▶ [EXERCISE OBJECTIVE] Repeat the data word for word. Do not include the pictures.

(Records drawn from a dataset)
***

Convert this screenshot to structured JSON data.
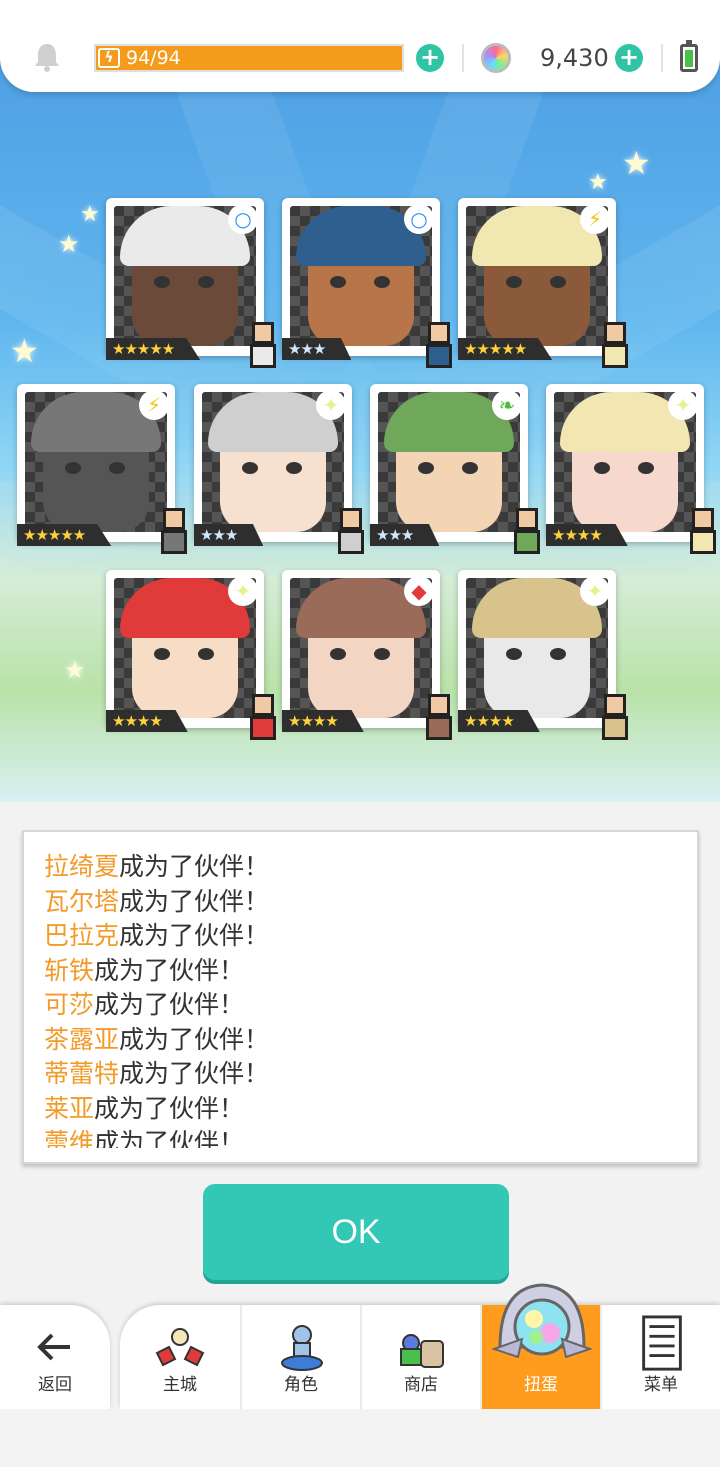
{
  "status": {
    "energy_text": "94/94",
    "energy_fraction": 1.0,
    "gem_count": "9,430"
  },
  "cards": [
    {
      "rarity": "★★★★★",
      "element": "○",
      "element_color": "#2f8cff",
      "hair": "#eaeaea",
      "skin": "#6b4a3a"
    },
    {
      "rarity": "★★★",
      "element": "○",
      "element_color": "#2f8cff",
      "hair": "#2f5f8f",
      "skin": "#b8754a"
    },
    {
      "rarity": "★★★★★",
      "element": "⚡",
      "element_color": "#f3c21a",
      "hair": "#f1e7b0",
      "skin": "#8a5a3a"
    },
    {
      "rarity": "★★★★★",
      "element": "⚡",
      "element_color": "#f3c21a",
      "hair": "#777",
      "skin": "#555"
    },
    {
      "rarity": "★★★",
      "element": "✦",
      "element_color": "#e8f28a",
      "hair": "#cfcfcf",
      "skin": "#f6e1d0"
    },
    {
      "rarity": "★★★",
      "element": "❧",
      "element_color": "#4bbf3c",
      "hair": "#6fa85a",
      "skin": "#f3d5b5"
    },
    {
      "rarity": "★★★★",
      "element": "✦",
      "element_color": "#e8f28a",
      "hair": "#f2e6b3",
      "skin": "#f6d9cc"
    },
    {
      "rarity": "★★★★",
      "element": "✦",
      "element_color": "#e8f28a",
      "hair": "#e03a3a",
      "skin": "#f7dcc6"
    },
    {
      "rarity": "★★★★",
      "element": "◆",
      "element_color": "#e23a3a",
      "hair": "#9b6b5a",
      "skin": "#f3d5c3"
    },
    {
      "rarity": "★★★★",
      "element": "✦",
      "element_color": "#e8f28a",
      "hair": "#d8c38c",
      "skin": "#e9e9e9"
    }
  ],
  "messages": [
    {
      "name": "拉绮夏",
      "text": "成为了伙伴！"
    },
    {
      "name": "瓦尔塔",
      "text": "成为了伙伴！"
    },
    {
      "name": "巴拉克",
      "text": "成为了伙伴！"
    },
    {
      "name": "斩铁",
      "text": "成为了伙伴！"
    },
    {
      "name": "可莎",
      "text": "成为了伙伴！"
    },
    {
      "name": "茶露亚",
      "text": "成为了伙伴！"
    },
    {
      "name": "蒂蕾特",
      "text": "成为了伙伴！"
    },
    {
      "name": "莱亚",
      "text": "成为了伙伴！"
    },
    {
      "name": "蕾维",
      "text": "成为了伙伴！"
    }
  ],
  "ok_label": "OK",
  "nav": {
    "back_label": "返回",
    "tabs": [
      {
        "label": "主城",
        "icon": "castle-icon"
      },
      {
        "label": "角色",
        "icon": "hero-statue-icon"
      },
      {
        "label": "商店",
        "icon": "shop-bag-icon"
      },
      {
        "label": "扭蛋",
        "icon": "gacha-orb-icon"
      },
      {
        "label": "菜单",
        "icon": "menu-list-icon"
      }
    ],
    "active_tab": "扭蛋"
  }
}
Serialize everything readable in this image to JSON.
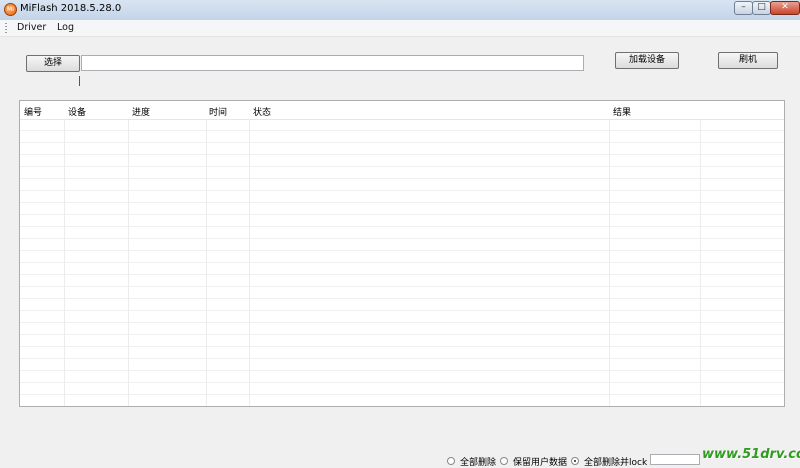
{
  "window": {
    "title": "MiFlash 2018.5.28.0",
    "min_glyph": "–",
    "max_glyph": "□",
    "close_glyph": "✕"
  },
  "menu": {
    "items": [
      "Driver",
      "Log"
    ]
  },
  "toolbar": {
    "select_label": "选择",
    "path_value": "",
    "load_device_label": "加载设备",
    "flash_label": "刷机"
  },
  "table": {
    "columns": [
      "编号",
      "设备",
      "进度",
      "时间",
      "状态",
      "结果"
    ],
    "rows": []
  },
  "options": {
    "items": [
      "全部删除",
      "保留用户数据",
      "全部删除并lock"
    ],
    "selected_index": 2
  },
  "watermark": "www.51drv.com",
  "colors": {
    "titlebar": "#c3d4ea",
    "background": "#f0f0f0",
    "watermark": "#2f9b1f"
  }
}
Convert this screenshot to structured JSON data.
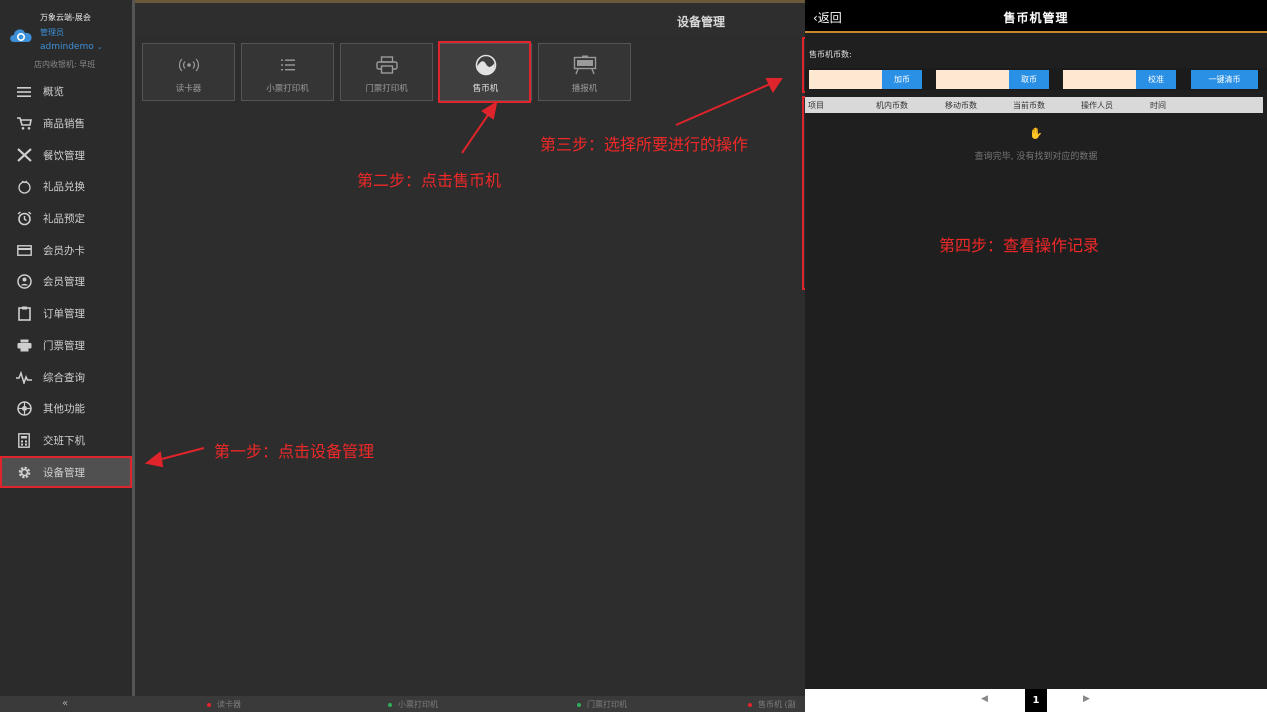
{
  "brand": {
    "name": "万象云端-展会",
    "role": "管理员",
    "user": "admindemo",
    "caret": "⌄",
    "shift": "店内收银机: 早班"
  },
  "menu": [
    {
      "label": "概览",
      "icon": "list-icon"
    },
    {
      "label": "商品销售",
      "icon": "cart-icon"
    },
    {
      "label": "餐饮管理",
      "icon": "utensils-icon"
    },
    {
      "label": "礼品兑换",
      "icon": "gift-icon"
    },
    {
      "label": "礼品预定",
      "icon": "alarm-clock-icon"
    },
    {
      "label": "会员办卡",
      "icon": "card-icon"
    },
    {
      "label": "会员管理",
      "icon": "member-icon"
    },
    {
      "label": "订单管理",
      "icon": "clipboard-icon"
    },
    {
      "label": "门票管理",
      "icon": "ticket-printer-icon"
    },
    {
      "label": "综合查询",
      "icon": "pulse-icon"
    },
    {
      "label": "其他功能",
      "icon": "aperture-icon"
    },
    {
      "label": "交班下机",
      "icon": "calculator-icon"
    },
    {
      "label": "设备管理",
      "icon": "gear-icon",
      "active": true
    }
  ],
  "main": {
    "title": "设备管理",
    "devices": [
      {
        "label": "读卡器",
        "icon": "card-reader-icon"
      },
      {
        "label": "小票打印机",
        "icon": "list-printer-icon"
      },
      {
        "label": "门票打印机",
        "icon": "printer-icon"
      },
      {
        "label": "售币机",
        "icon": "coin-machine-icon",
        "active": true
      },
      {
        "label": "播报机",
        "icon": "screen-icon"
      }
    ]
  },
  "annotations": {
    "step1": "第一步：点击设备管理",
    "step2": "第二步：点击售币机",
    "step3": "第三步：选择所要进行的操作",
    "step4": "第四步：查看操作记录"
  },
  "status_bar": {
    "collapse": "«",
    "items": [
      {
        "label": "读卡器",
        "color": "#e0242b"
      },
      {
        "label": "小票打印机",
        "color": "#2fae5a"
      },
      {
        "label": "门票打印机",
        "color": "#2fae5a"
      },
      {
        "label": "售币机 (副",
        "color": "#e0242b"
      }
    ]
  },
  "panel": {
    "back": "‹返回",
    "title": "售币机管理",
    "coin_label": "售币机币数:",
    "buttons": {
      "add": "加币",
      "take": "取币",
      "calibrate": "校准",
      "clear": "一键清币"
    },
    "inputs": {
      "add": "",
      "take": "",
      "calibrate": ""
    },
    "table": {
      "columns": [
        "项目",
        "机内币数",
        "移动币数",
        "当前币数",
        "操作人员",
        "时间"
      ],
      "rows": []
    },
    "empty_text": "查询完毕, 没有找到对应的数据",
    "pager": {
      "prev": "◀",
      "current": "1",
      "next": "▶"
    }
  },
  "colors": {
    "accent": "#2a90e6",
    "annotation": "#e0242b",
    "input_bg": "#ffe8d2"
  }
}
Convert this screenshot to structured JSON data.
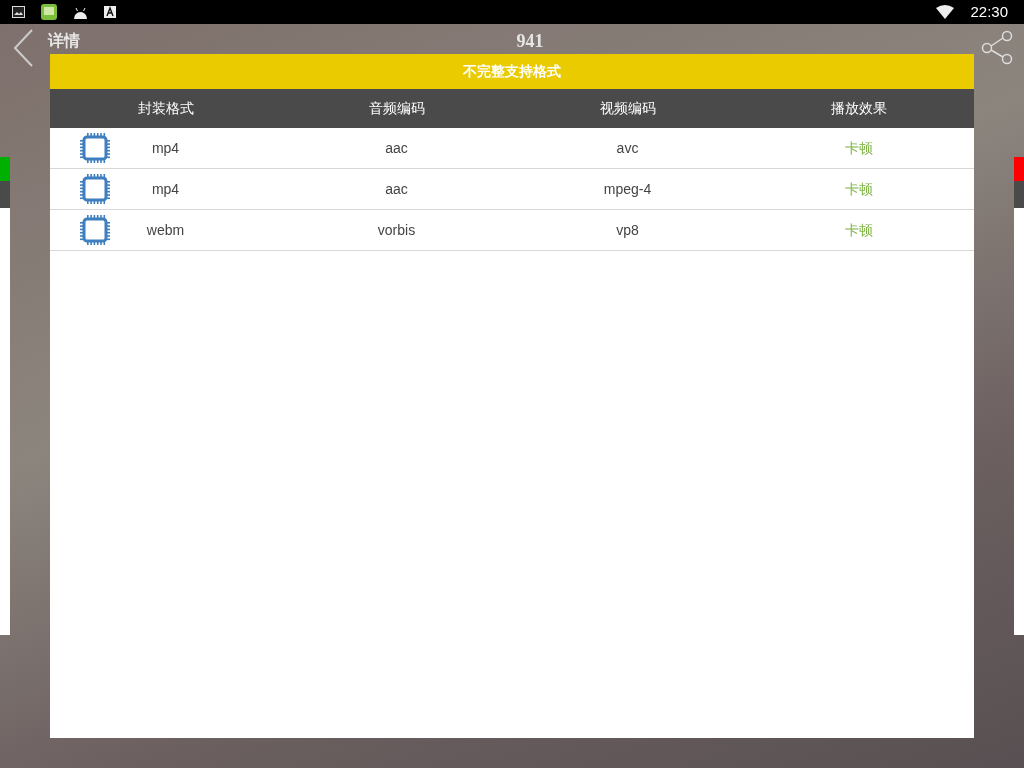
{
  "status_bar": {
    "time": "22:30"
  },
  "header": {
    "title": "详情",
    "number": "941"
  },
  "dialog": {
    "title": "不完整支持格式",
    "columns": [
      "封装格式",
      "音频编码",
      "视频编码",
      "播放效果"
    ],
    "rows": [
      {
        "container": "mp4",
        "audio": "aac",
        "video": "avc",
        "effect": "卡顿"
      },
      {
        "container": "mp4",
        "audio": "aac",
        "video": "mpeg-4",
        "effect": "卡顿"
      },
      {
        "container": "webm",
        "audio": "vorbis",
        "video": "vp8",
        "effect": "卡顿"
      }
    ]
  }
}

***

▶ [ANSWER BELOW]
Convert this screenshot to structured JSON data.
{
  "status": {
    "energy_text": "94/94",
    "energy_fraction": 1.0,
    "gem_count": "9,430"
  },
  "cards": [
    {
      "rarity": "★★★★★",
      "element": "○",
      "element_color": "#2f8cff",
      "hair": "#eaeaea",
      "skin": "#6b4a3a"
    },
    {
      "rarity": "★★★",
      "element": "○",
      "element_color": "#2f8cff",
      "hair": "#2f5f8f",
      "skin": "#b8754a"
    },
    {
      "rarity": "★★★★★",
      "element": "⚡",
      "element_color": "#f3c21a",
      "hair": "#f1e7b0",
      "skin": "#8a5a3a"
    },
    {
      "rarity": "★★★★★",
      "element": "⚡",
      "element_color": "#f3c21a",
      "hair": "#777",
      "skin": "#555"
    },
    {
      "rarity": "★★★",
      "element": "✦",
      "element_color": "#e8f28a",
      "hair": "#cfcfcf",
      "skin": "#f6e1d0"
    },
    {
      "rarity": "★★★",
      "element": "❧",
      "element_color": "#4bbf3c",
      "hair": "#6fa85a",
      "skin": "#f3d5b5"
    },
    {
      "rarity": "★★★★",
      "element": "✦",
      "element_color": "#e8f28a",
      "hair": "#f2e6b3",
      "skin": "#f6d9cc"
    },
    {
      "rarity": "★★★★",
      "element": "✦",
      "element_color": "#e8f28a",
      "hair": "#e03a3a",
      "skin": "#f7dcc6"
    },
    {
      "rarity": "★★★★",
      "element": "◆",
      "element_color": "#e23a3a",
      "hair": "#9b6b5a",
      "skin": "#f3d5c3"
    },
    {
      "rarity": "★★★★",
      "element": "✦",
      "element_color": "#e8f28a",
      "hair": "#d8c38c",
      "skin": "#e9e9e9"
    }
  ],
  "messages": [
    {
      "name": "拉绮夏",
      "text": "成为了伙伴！"
    },
    {
      "name": "瓦尔塔",
      "text": "成为了伙伴！"
    },
    {
      "name": "巴拉克",
      "text": "成为了伙伴！"
    },
    {
      "name": "斩铁",
      "text": "成为了伙伴！"
    },
    {
      "name": "可莎",
      "text": "成为了伙伴！"
    },
    {
      "name": "茶露亚",
      "text": "成为了伙伴！"
    },
    {
      "name": "蒂蕾特",
      "text": "成为了伙伴！"
    },
    {
      "name": "莱亚",
      "text": "成为了伙伴！"
    },
    {
      "name": "蕾维",
      "text": "成为了伙伴！"
    }
  ],
  "ok_label": "OK",
  "nav": {
    "back_label": "返回",
    "tabs": [
      {
        "label": "主城",
        "icon": "castle-icon"
      },
      {
        "label": "角色",
        "icon": "hero-statue-icon"
      },
      {
        "label": "商店",
        "icon": "shop-bag-icon"
      },
      {
        "label": "扭蛋",
        "icon": "gacha-orb-icon"
      },
      {
        "label": "菜单",
        "icon": "menu-list-icon"
      }
    ],
    "active_tab": "扭蛋"
  }
}
Serialize everything readable in this image to JSON.
{
  "window": {
    "title": "MiFlash 2018.5.28.0",
    "min_glyph": "–",
    "max_glyph": "□",
    "close_glyph": "✕"
  },
  "menu": {
    "items": [
      "Driver",
      "Log"
    ]
  },
  "toolbar": {
    "select_label": "选择",
    "path_value": "",
    "load_device_label": "加载设备",
    "flash_label": "刷机"
  },
  "table": {
    "columns": [
      "编号",
      "设备",
      "进度",
      "时间",
      "状态",
      "结果"
    ],
    "rows": []
  },
  "options": {
    "items": [
      "全部删除",
      "保留用户数据",
      "全部删除并lock"
    ],
    "selected_index": 2
  },
  "watermark": "www.51drv.com",
  "colors": {
    "titlebar": "#c3d4ea",
    "background": "#f0f0f0",
    "watermark": "#2f9b1f"
  }
}
Convert this screenshot to structured JSON data.
{
  "brand": {
    "name": "万象云端-展会",
    "role": "管理员",
    "user": "admindemo",
    "caret": "⌄",
    "shift": "店内收银机: 早班"
  },
  "menu": [
    {
      "label": "概览",
      "icon": "list-icon"
    },
    {
      "label": "商品销售",
      "icon": "cart-icon"
    },
    {
      "label": "餐饮管理",
      "icon": "utensils-icon"
    },
    {
      "label": "礼品兑换",
      "icon": "gift-icon"
    },
    {
      "label": "礼品预定",
      "icon": "alarm-clock-icon"
    },
    {
      "label": "会员办卡",
      "icon": "card-icon"
    },
    {
      "label": "会员管理",
      "icon": "member-icon"
    },
    {
      "label": "订单管理",
      "icon": "clipboard-icon"
    },
    {
      "label": "门票管理",
      "icon": "ticket-printer-icon"
    },
    {
      "label": "综合查询",
      "icon": "pulse-icon"
    },
    {
      "label": "其他功能",
      "icon": "aperture-icon"
    },
    {
      "label": "交班下机",
      "icon": "calculator-icon"
    },
    {
      "label": "设备管理",
      "icon": "gear-icon",
      "active": true
    }
  ],
  "main": {
    "title": "设备管理",
    "devices": [
      {
        "label": "读卡器",
        "icon": "card-reader-icon"
      },
      {
        "label": "小票打印机",
        "icon": "list-printer-icon"
      },
      {
        "label": "门票打印机",
        "icon": "printer-icon"
      },
      {
        "label": "售币机",
        "icon": "coin-machine-icon",
        "active": true
      },
      {
        "label": "播报机",
        "icon": "screen-icon"
      }
    ]
  },
  "annotations": {
    "step1": "第一步：点击设备管理",
    "step2": "第二步：点击售币机",
    "step3": "第三步：选择所要进行的操作",
    "step4": "第四步：查看操作记录"
  },
  "status_bar": {
    "collapse": "«",
    "items": [
      {
        "label": "读卡器",
        "color": "#e0242b"
      },
      {
        "label": "小票打印机",
        "color": "#2fae5a"
      },
      {
        "label": "门票打印机",
        "color": "#2fae5a"
      },
      {
        "label": "售币机 (副",
        "color": "#e0242b"
      }
    ]
  },
  "panel": {
    "back": "‹返回",
    "title": "售币机管理",
    "coin_label": "售币机币数:",
    "buttons": {
      "add": "加币",
      "take": "取币",
      "calibrate": "校准",
      "clear": "一键清币"
    },
    "inputs": {
      "add": "",
      "take": "",
      "calibrate": ""
    },
    "table": {
      "columns": [
        "项目",
        "机内币数",
        "移动币数",
        "当前币数",
        "操作人员",
        "时间"
      ],
      "rows": []
    },
    "empty_text": "查询完毕, 没有找到对应的数据",
    "pager": {
      "prev": "◀",
      "current": "1",
      "next": "▶"
    }
  },
  "colors": {
    "accent": "#2a90e6",
    "annotation": "#e0242b",
    "input_bg": "#ffe8d2"
  }
}
Convert this screenshot to structured JSON data.
{
  "status_bar": {
    "time": "22:30"
  },
  "header": {
    "title": "详情",
    "number": "941"
  },
  "dialog": {
    "title": "不完整支持格式",
    "columns": [
      "封装格式",
      "音频编码",
      "视频编码",
      "播放效果"
    ],
    "rows": [
      {
        "container": "mp4",
        "audio": "aac",
        "video": "avc",
        "effect": "卡顿"
      },
      {
        "container": "mp4",
        "audio": "aac",
        "video": "mpeg-4",
        "effect": "卡顿"
      },
      {
        "container": "webm",
        "audio": "vorbis",
        "video": "vp8",
        "effect": "卡顿"
      }
    ]
  }
}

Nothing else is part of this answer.